REN Alliance COP22The REN Alliance underlines that a renewable energy supply is not only good for the climate, but offers manifold economic and social benefits, for developing and for industrialized countries alike. Renewable energy technologies are today’s cheapest options when comparing new investment – this has been stated by independent organizations like IRENA. Hence the global transition to a renewable energy future is not any more a financial burden but will enhance economic growth and prosperity in addition to mitigation of climate change. 

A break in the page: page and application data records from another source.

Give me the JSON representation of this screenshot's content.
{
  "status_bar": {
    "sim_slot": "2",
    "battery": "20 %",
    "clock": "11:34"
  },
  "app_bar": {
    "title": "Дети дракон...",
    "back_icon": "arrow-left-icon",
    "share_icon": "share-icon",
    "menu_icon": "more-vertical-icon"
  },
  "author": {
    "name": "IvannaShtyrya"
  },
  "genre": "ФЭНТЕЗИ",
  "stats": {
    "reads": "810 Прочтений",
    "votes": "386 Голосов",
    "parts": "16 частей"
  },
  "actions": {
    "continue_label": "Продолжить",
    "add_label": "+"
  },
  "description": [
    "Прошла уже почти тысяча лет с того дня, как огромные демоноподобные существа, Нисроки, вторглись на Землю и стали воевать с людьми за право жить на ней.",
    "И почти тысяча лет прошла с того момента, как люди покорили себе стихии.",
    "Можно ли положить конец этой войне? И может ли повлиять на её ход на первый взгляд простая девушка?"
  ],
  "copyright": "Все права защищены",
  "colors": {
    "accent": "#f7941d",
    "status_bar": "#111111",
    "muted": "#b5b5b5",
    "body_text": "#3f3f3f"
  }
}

Stefan Gsänger, secretary general of the World Wind Energy Association, said: “Communities in rural areas especially can benefit tremendously from the global shift towards 100% renewable energy: They may not only cover their own energy needs from local renewable resources, but also become suppliers of urban areas, hence creating new income opportunities for themselves. This will boost rural areas in industrialized and in particular in the so-called developing countries.”

Dr David Renné, president of the International Solar Energy Society (ISES), said: “Renewables working together in island settings can achieve complete energy independence and security for these communities by eliminating the need for expensive imported diesel fuel.”

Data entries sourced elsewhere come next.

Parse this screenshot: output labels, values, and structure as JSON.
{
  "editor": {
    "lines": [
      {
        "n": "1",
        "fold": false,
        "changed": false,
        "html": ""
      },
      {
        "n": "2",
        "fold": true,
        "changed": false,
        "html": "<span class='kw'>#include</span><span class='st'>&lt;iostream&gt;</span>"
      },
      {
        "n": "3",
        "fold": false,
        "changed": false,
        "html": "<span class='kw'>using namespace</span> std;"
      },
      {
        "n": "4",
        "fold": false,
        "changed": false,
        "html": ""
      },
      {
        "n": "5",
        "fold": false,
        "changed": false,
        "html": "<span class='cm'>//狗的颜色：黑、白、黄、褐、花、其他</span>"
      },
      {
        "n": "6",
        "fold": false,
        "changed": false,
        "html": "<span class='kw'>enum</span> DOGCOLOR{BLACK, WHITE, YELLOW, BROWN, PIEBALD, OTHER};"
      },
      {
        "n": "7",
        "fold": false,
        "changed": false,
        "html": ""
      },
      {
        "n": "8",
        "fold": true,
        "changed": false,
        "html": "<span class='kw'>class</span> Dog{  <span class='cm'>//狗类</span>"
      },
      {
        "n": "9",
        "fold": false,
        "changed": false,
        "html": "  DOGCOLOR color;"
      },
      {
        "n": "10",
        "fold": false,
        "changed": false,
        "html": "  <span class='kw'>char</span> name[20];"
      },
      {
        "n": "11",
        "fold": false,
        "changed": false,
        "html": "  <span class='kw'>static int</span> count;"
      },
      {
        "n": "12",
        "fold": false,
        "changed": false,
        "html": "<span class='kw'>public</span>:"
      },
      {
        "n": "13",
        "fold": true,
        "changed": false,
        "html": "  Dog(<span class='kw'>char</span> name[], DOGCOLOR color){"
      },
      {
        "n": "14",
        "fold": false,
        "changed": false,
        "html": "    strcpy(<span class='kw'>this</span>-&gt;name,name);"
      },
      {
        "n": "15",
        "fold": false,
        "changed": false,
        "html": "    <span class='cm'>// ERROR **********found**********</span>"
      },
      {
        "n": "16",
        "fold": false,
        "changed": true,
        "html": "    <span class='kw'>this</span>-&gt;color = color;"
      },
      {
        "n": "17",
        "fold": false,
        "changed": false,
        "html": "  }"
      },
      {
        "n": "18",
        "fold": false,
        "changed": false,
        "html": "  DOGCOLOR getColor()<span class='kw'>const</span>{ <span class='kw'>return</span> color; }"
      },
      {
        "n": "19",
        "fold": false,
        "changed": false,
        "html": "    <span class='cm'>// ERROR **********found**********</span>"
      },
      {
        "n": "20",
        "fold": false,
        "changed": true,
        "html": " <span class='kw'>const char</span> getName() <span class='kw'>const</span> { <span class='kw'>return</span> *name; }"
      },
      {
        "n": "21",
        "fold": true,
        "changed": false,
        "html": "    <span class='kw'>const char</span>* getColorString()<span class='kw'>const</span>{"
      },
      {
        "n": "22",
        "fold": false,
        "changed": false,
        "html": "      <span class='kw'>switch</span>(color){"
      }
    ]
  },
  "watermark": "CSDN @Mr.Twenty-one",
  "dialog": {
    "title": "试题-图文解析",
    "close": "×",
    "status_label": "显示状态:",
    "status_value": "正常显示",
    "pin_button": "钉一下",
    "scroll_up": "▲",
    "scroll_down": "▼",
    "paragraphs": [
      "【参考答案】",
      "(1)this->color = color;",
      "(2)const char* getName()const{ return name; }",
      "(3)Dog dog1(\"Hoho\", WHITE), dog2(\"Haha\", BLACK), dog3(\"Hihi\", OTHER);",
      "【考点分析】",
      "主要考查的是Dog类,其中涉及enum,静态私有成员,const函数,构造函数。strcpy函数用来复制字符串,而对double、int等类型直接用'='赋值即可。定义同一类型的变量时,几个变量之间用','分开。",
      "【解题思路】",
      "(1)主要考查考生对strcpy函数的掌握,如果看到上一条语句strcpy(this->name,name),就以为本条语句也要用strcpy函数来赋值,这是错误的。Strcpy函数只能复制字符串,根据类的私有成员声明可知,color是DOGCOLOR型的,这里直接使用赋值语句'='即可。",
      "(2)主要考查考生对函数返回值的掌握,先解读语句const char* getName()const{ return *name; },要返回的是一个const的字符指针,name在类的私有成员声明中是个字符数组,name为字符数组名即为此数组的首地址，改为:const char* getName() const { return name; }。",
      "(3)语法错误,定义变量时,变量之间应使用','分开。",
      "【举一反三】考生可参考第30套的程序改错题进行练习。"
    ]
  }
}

Remigijus Lapinskas, president of the World Bioenergy Association (WBA), said: “Bioenergy enables us to create jobs in rural areas, improve the ecological situation in the cities, strengthen the security of supply, national energy independence and could be developed in the regional level leading to cooperation in science, technology and business.”

Richard Taylor, chief executive of the International Hydropower association, said: “The information presented at today's event demonstrates the power of renewable technologies working together. Depending on the available renewable resources, we need to combine the positive characteristics of each technology to deliver robust and reliable systems, including renewable storage. Governments, investors and lenders need to take a systems approach to increase the rate of progress.”

Marietta Sander, executive director of the International Geothermal Association, said: “The regional geothermal development approach through the African Rift Geothermal Facility, the African Regional Geothermal Association and a regional technical assistance project through UNEP works really well in the East African countries.”

Richard Taylor at COP22

About the REN Alliance

The International Renewable Energy Alliance, or REN-Alliance, was formed in 2004 during the first International Renewable Energy Conference in Bonn, Germany.  

The REN-Alliance brings together five renewable industry organizations to promote the use of renewable energy technologies worldwide:  the International Hydropower Association, the International Geothermal Association, the International Solar Energy Society, the World Bioenergy Association, and the World Wind Energy Association. 

Find out more at